A less hefty tariff will gain you access to Richard Grayson's fifth book, "I Brake for Delmore Schwartz," whose title may have had life as a bumper sticker before it was placed on this collection of 15 short stories, all previously published in little magazines like The Smudge and Street Bagel. The stories generally revolve around a chap named Richard Grayson. This character, like Mr. Evanier's, is a writer from Brooklyn, uneasy in his Jewishness and very concerned with the esthetics and mechanics of turning things into fiction, and fiction into things.
Mr. Evanier's and Mr. Grayson's stories are full of insanity, nutty therapists, cancerous relatives, broken homes, fiction workshops, youthful theatricals at Catskill bungalow colonies and the morbid wizardry of telephone-answering machines. Writing at less than the top of the their forms, both writers appear as sensibilities in search of story, grab bags of meaningful memory, acute perceptions and mordant social comment, which neither seems able to sift through and transform into art.

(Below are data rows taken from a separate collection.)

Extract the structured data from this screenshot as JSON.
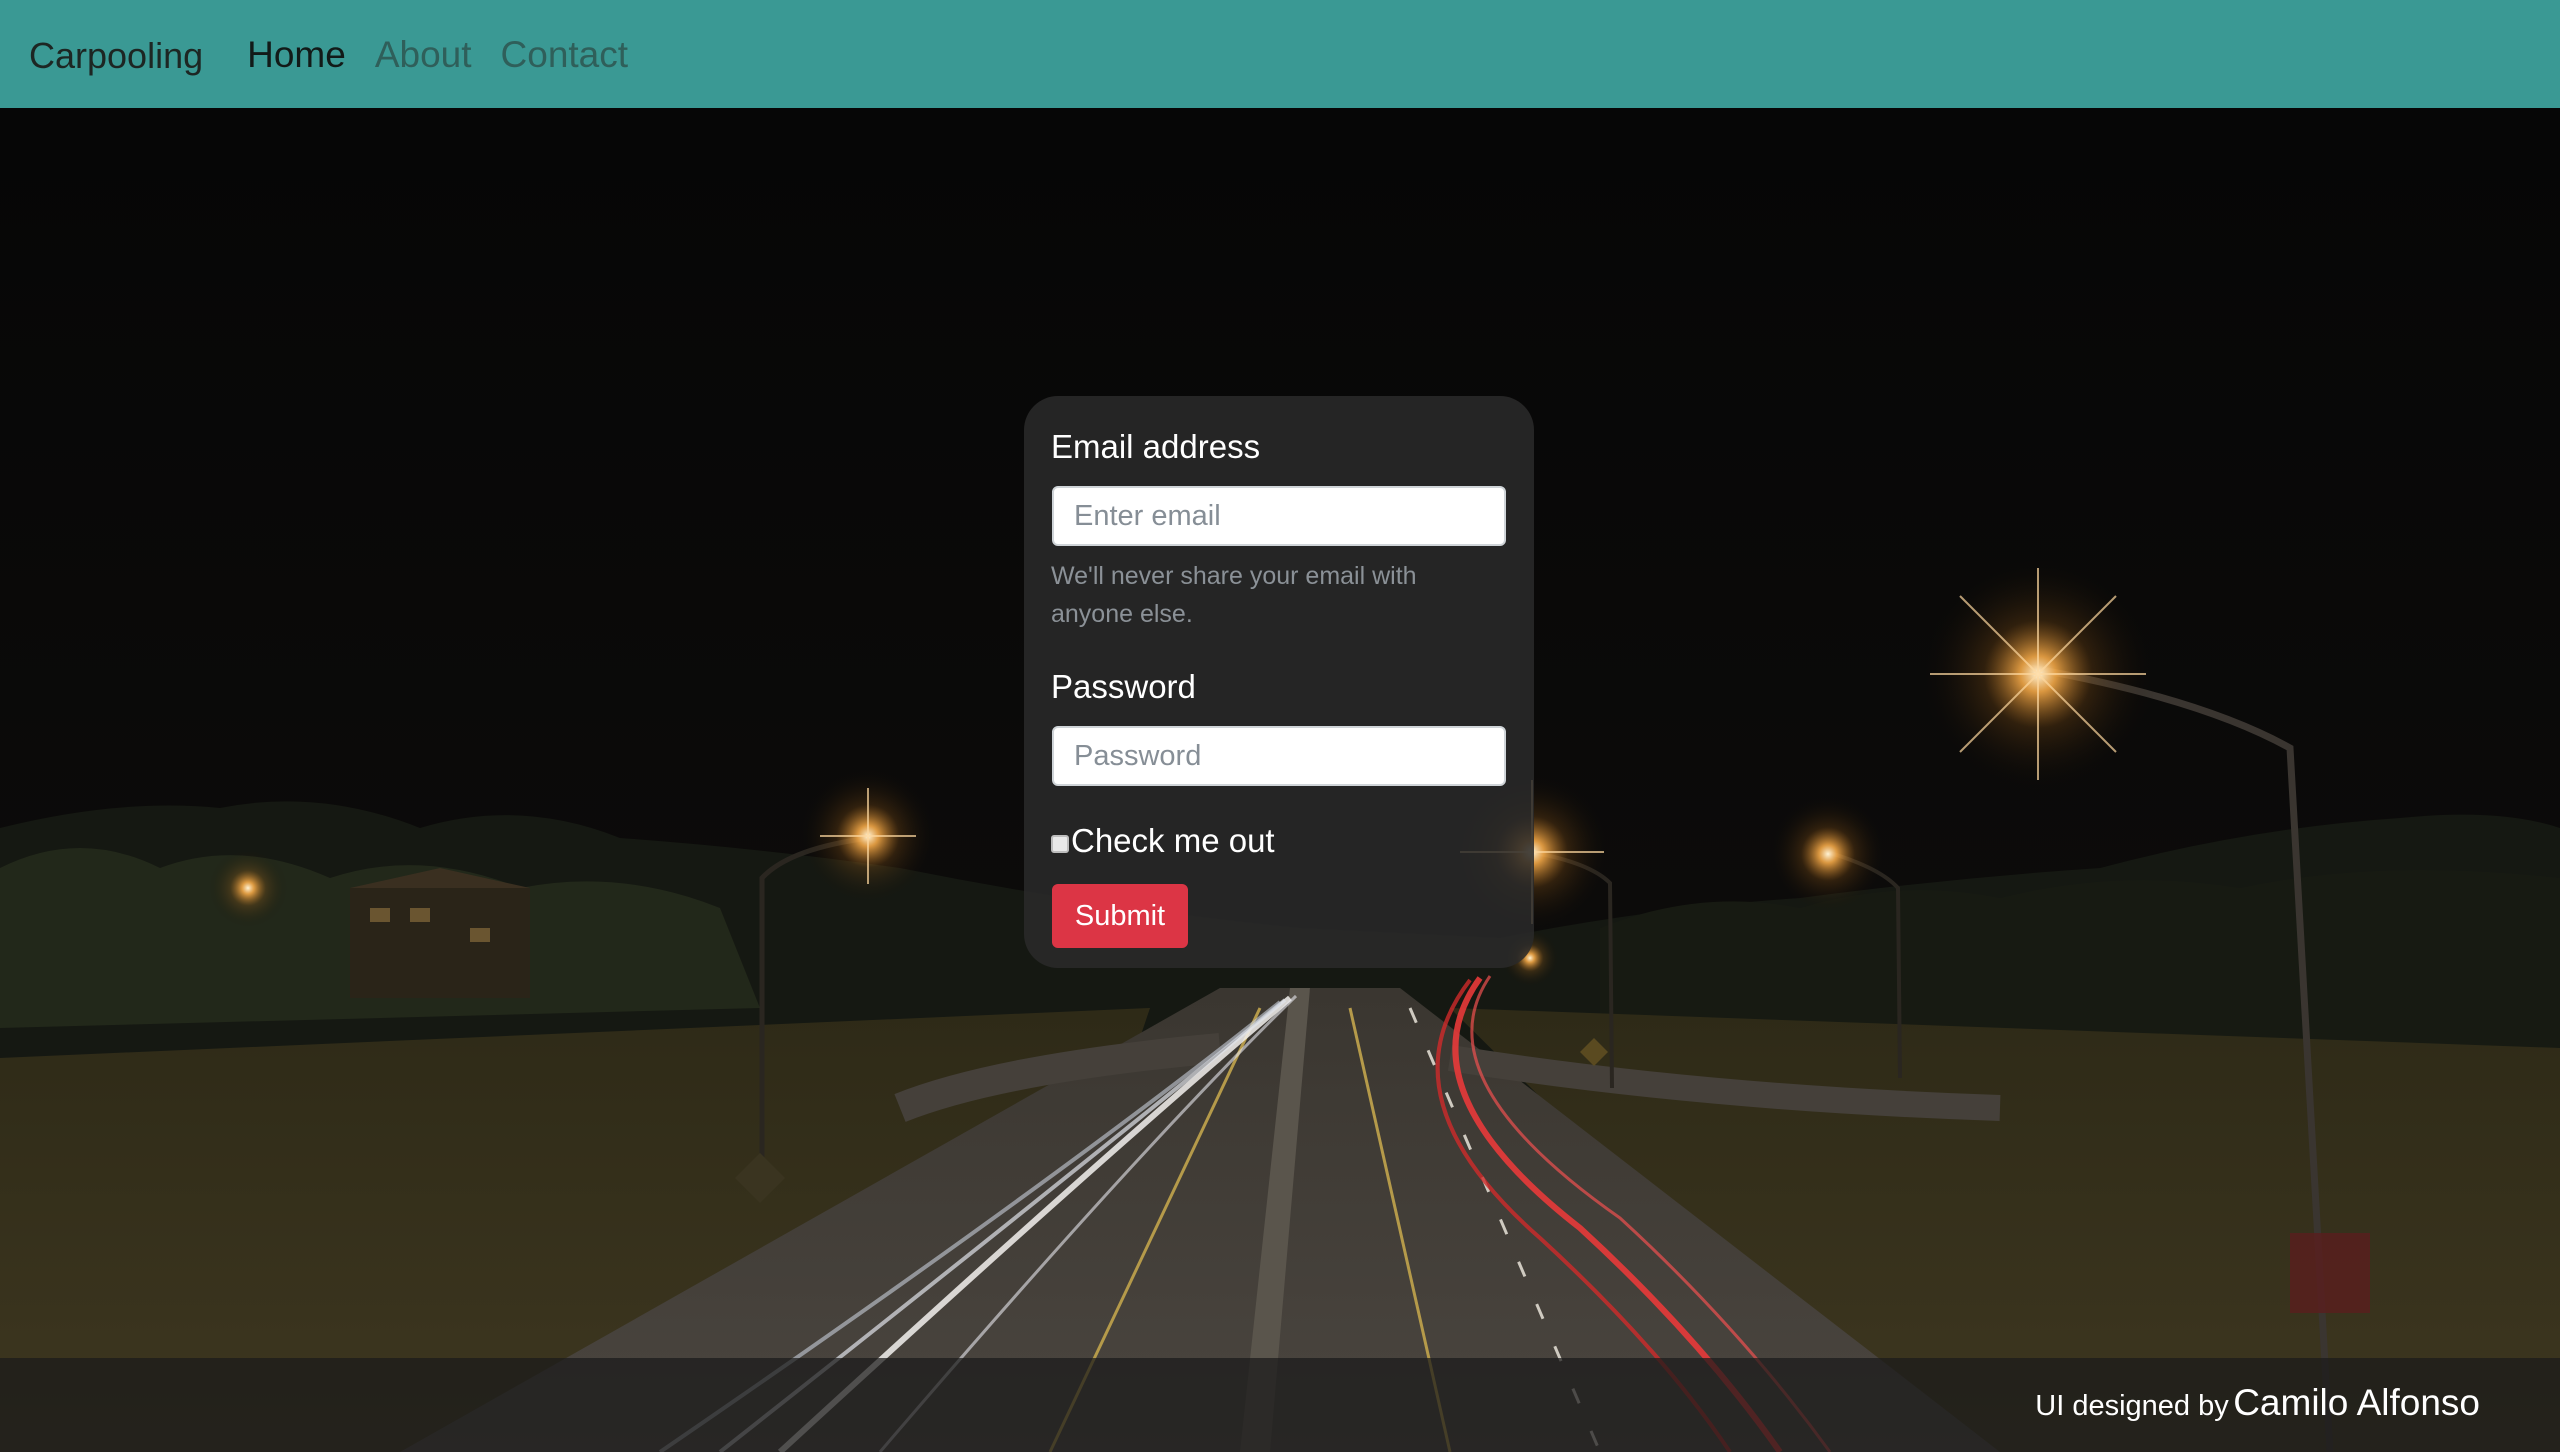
{
  "navbar": {
    "brand": "Carpooling",
    "links": [
      {
        "label": "Home",
        "active": true
      },
      {
        "label": "About",
        "active": false
      },
      {
        "label": "Contact",
        "active": false
      }
    ],
    "bg_color": "#3a9994"
  },
  "form": {
    "email_label": "Email address",
    "email_placeholder": "Enter email",
    "email_value": "",
    "email_help": "We'll never share your email with anyone else.",
    "password_label": "Password",
    "password_placeholder": "Password",
    "password_value": "",
    "checkbox_label": "Check me out",
    "checkbox_checked": false,
    "submit_label": "Submit",
    "submit_color": "#dc3545"
  },
  "footer": {
    "prefix": "UI designed by",
    "author": "Camilo Alfonso"
  },
  "background": {
    "description_icon": "night-highway-photo"
  }
}
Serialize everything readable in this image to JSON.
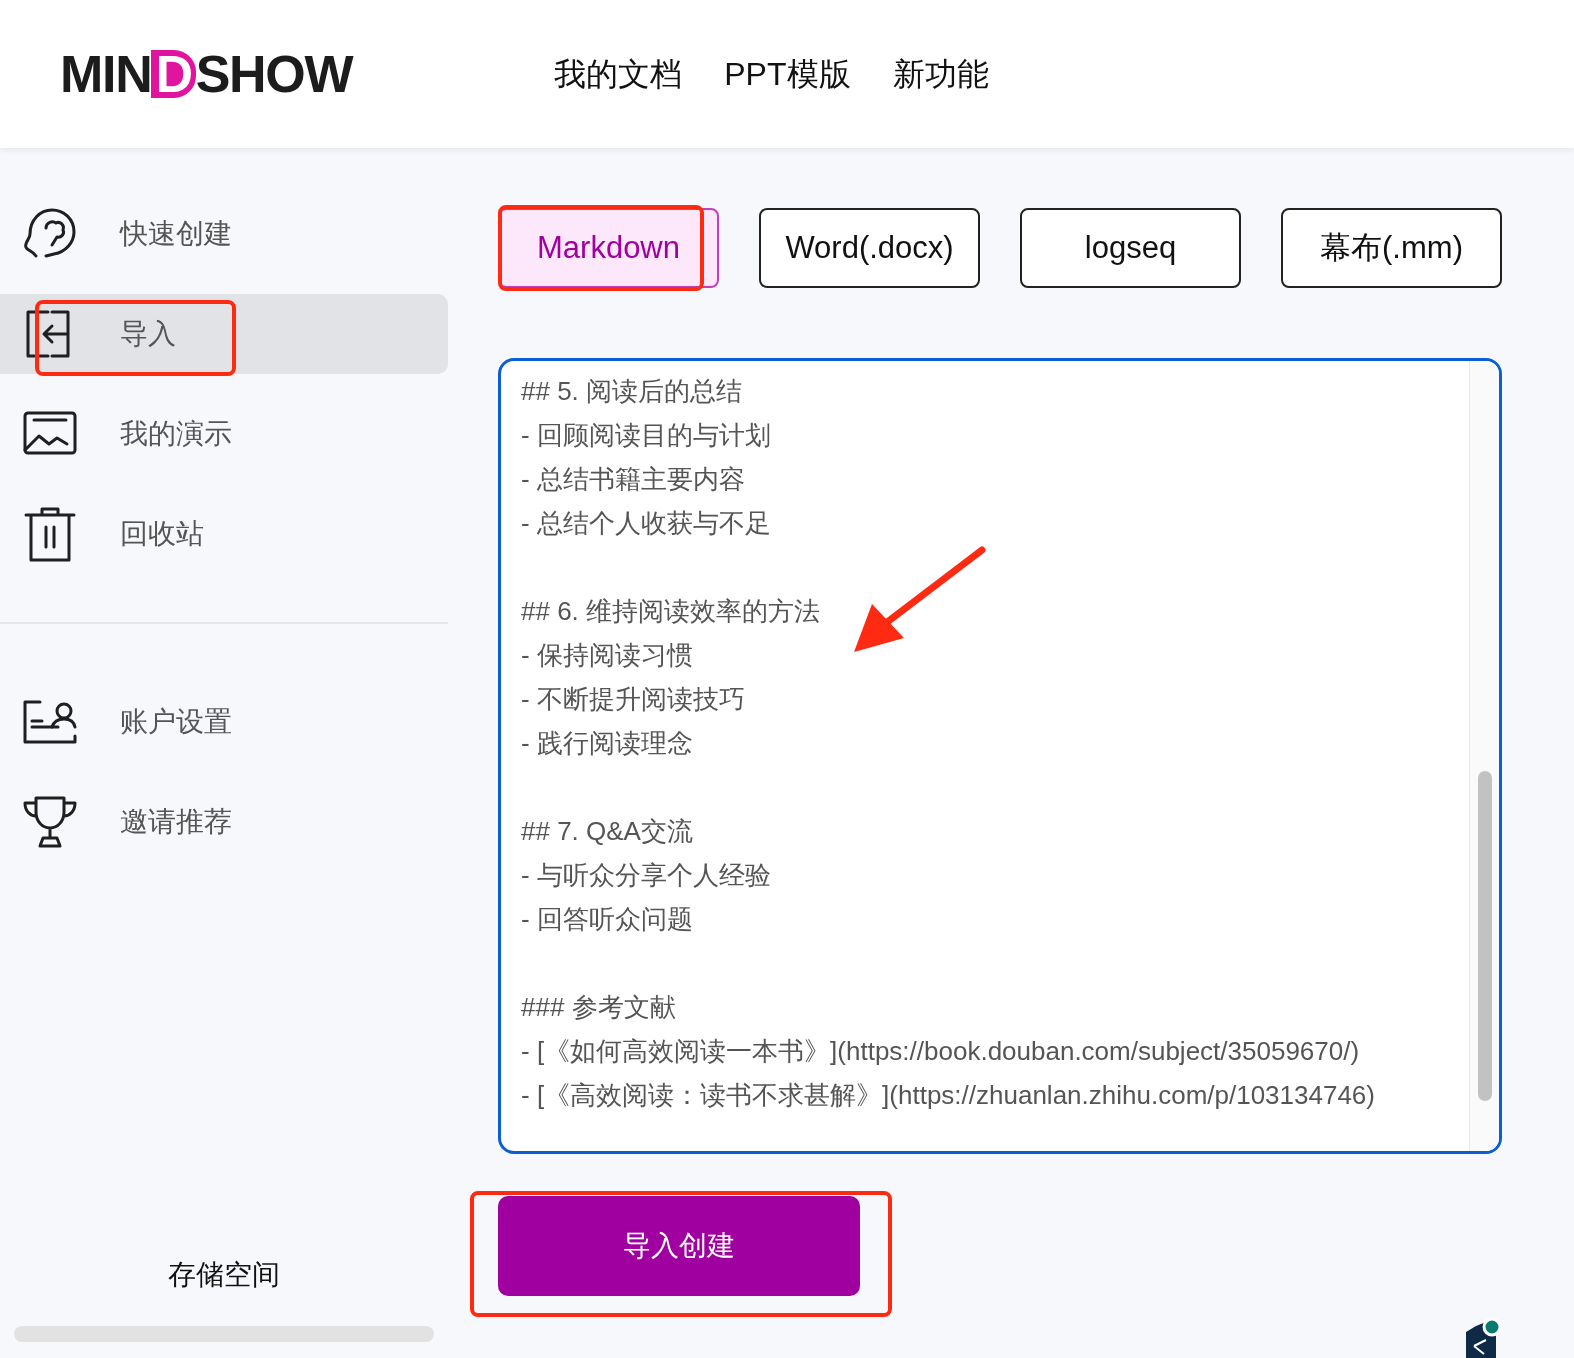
{
  "header": {
    "logo": "MINDSHOW",
    "nav": [
      {
        "label": "我的文档"
      },
      {
        "label": "PPT模版"
      },
      {
        "label": "新功能"
      }
    ]
  },
  "sidebar": {
    "items": [
      {
        "label": "快速创建",
        "selected": false
      },
      {
        "label": "导入",
        "selected": true
      },
      {
        "label": "我的演示",
        "selected": false
      },
      {
        "label": "回收站",
        "selected": false
      }
    ],
    "account_items": [
      {
        "label": "账户设置"
      },
      {
        "label": "邀请推荐"
      }
    ],
    "storage": {
      "label": "存储空间"
    }
  },
  "formats": [
    {
      "label": "Markdown",
      "selected": true
    },
    {
      "label": "Word(.docx)",
      "selected": false
    },
    {
      "label": "logseq",
      "selected": false
    },
    {
      "label": "幕布(.mm)",
      "selected": false
    }
  ],
  "editor": {
    "sections": [
      {
        "lines": [
          "## 5. 阅读后的总结",
          "- 回顾阅读目的与计划",
          "- 总结书籍主要内容",
          "- 总结个人收获与不足"
        ]
      },
      {
        "lines": [
          "## 6. 维持阅读效率的方法",
          "- 保持阅读习惯",
          "- 不断提升阅读技巧",
          "- 践行阅读理念"
        ]
      },
      {
        "lines": [
          "## 7. Q&A交流",
          "- 与听众分享个人经验",
          "- 回答听众问题"
        ]
      },
      {
        "lines": [
          "### 参考文献",
          "- [《如何高效阅读一本书》](https://book.douban.com/subject/35059670/)",
          "- [《高效阅读：读书不求甚解》](https://zhuanlan.zhihu.com/p/103134746)"
        ]
      }
    ]
  },
  "submit": {
    "label": "导入创建"
  }
}
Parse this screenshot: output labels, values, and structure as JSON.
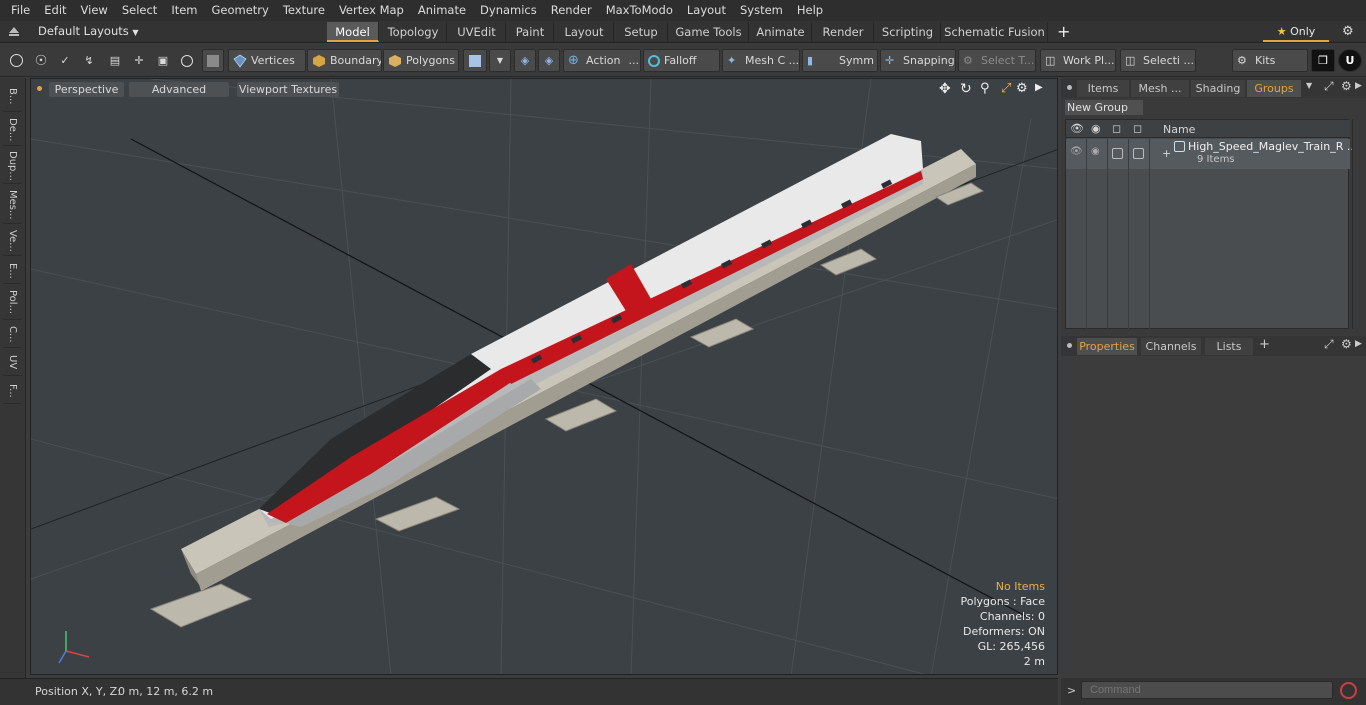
{
  "menu": [
    "File",
    "Edit",
    "View",
    "Select",
    "Item",
    "Geometry",
    "Texture",
    "Vertex Map",
    "Animate",
    "Dynamics",
    "Render",
    "MaxToModo",
    "Layout",
    "System",
    "Help"
  ],
  "layouts": {
    "selector": "Default Layouts",
    "tabs": [
      "Model",
      "Topology",
      "UVEdit",
      "Paint",
      "Layout",
      "Setup",
      "Game Tools",
      "Animate",
      "Render",
      "Scripting",
      "Schematic Fusion"
    ],
    "active": "Model",
    "only_label": "Only"
  },
  "toolbar": {
    "vertices": "Vertices",
    "boundary": "Boundary",
    "polygons": "Polygons",
    "action": "Action",
    "falloff": "Falloff",
    "mesh": "Mesh C ...",
    "symm": "Symm ...",
    "snapping": "Snapping",
    "select_t": "Select T...",
    "work_pl": "Work Pl...",
    "selecti": "Selecti ...",
    "kits": "Kits"
  },
  "left_tabs": [
    "B...",
    "De...",
    "Dup...",
    "Mes...",
    "Ve...",
    "E...",
    "Pol...",
    "C...",
    "UV",
    "F..."
  ],
  "viewport": {
    "perspective": "Perspective",
    "advanced": "Advanced",
    "textures": "Viewport Textures",
    "stats": {
      "no_items": "No Items",
      "polygons": "Polygons : Face",
      "channels": "Channels: 0",
      "deformers": "Deformers: ON",
      "gl": "GL: 265,456",
      "scale": "2 m"
    }
  },
  "status": {
    "position_label": "Position X, Y, Z:",
    "position_value": "0 m, 12 m, 6.2 m"
  },
  "right_panel": {
    "tabs": [
      "Items",
      "Mesh ...",
      "Shading",
      "Groups"
    ],
    "active_tab": "Groups",
    "new_group": "New Group",
    "name_header": "Name",
    "group_name": "High_Speed_Maglev_Train_R ...",
    "group_count": "9 Items",
    "prop_tabs": [
      "Properties",
      "Channels",
      "Lists"
    ],
    "prop_active": "Properties"
  },
  "command": {
    "placeholder": "Command"
  },
  "colors": {
    "accent": "#e7a23c",
    "train_red": "#c4141c",
    "train_white": "#e9e9e9"
  }
}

Yet now and again for Mr. Grayson the shticks become inspired, as in a two-page meditation on the letter "Y" ("Y/Me") in the present volume and in the story "Inside Barbara Walters" in "Disjointed Fictions" (1981).
The histories of some of Mr. Grayson's other characters, like that of Saul in "That's Saul, Folks," are artfully telescoped and given equal valence with the history of the times. That is to say, where were you, reader, when the lights went out for the city of New York? In "Is This Useful? Is This Boring?" fictional beings named Joyce Carol Oates and Donald Barthelme square off over the issue of the fragment as a viable literary form, but then they patch up their differences. The title story threatens for a while to turn into a well-made story about two friends involved with the same woman, and both fearful, in the computer age, of continuing to lead the hand-to-mouth artistic life, but it pulls back just in time. If one is not blessed with a gift for extended narrative (a problem Mr. Grayson faces squarely in "How Not To Write a Novel" in "Lincoln's Doctor's Dog and Other Stories," 1982), then why not go for the spring? And in a 24-page pamphlet, "Eating at Arby's" (1982), Mr. Grayson mastered, or invented, a style equidistant between Hemingway's short stories and Dick and Jane, a feat probably useful and, at that length, far from boring.
In "Nice Weather, Aren't We?" in the present collection, the grandfather of the character Richard Grayson has been leafing through an anthology of Jewish stories put together by a famous writer named "Ballow." "He looked at me conspiratorially. 'Personally,' he said, 'I prefer your little antidotes,'" Others may, too.
Ivan Gold is the author of "Nickel Miseries," a collection of stories, and "Sick Friends," a novel.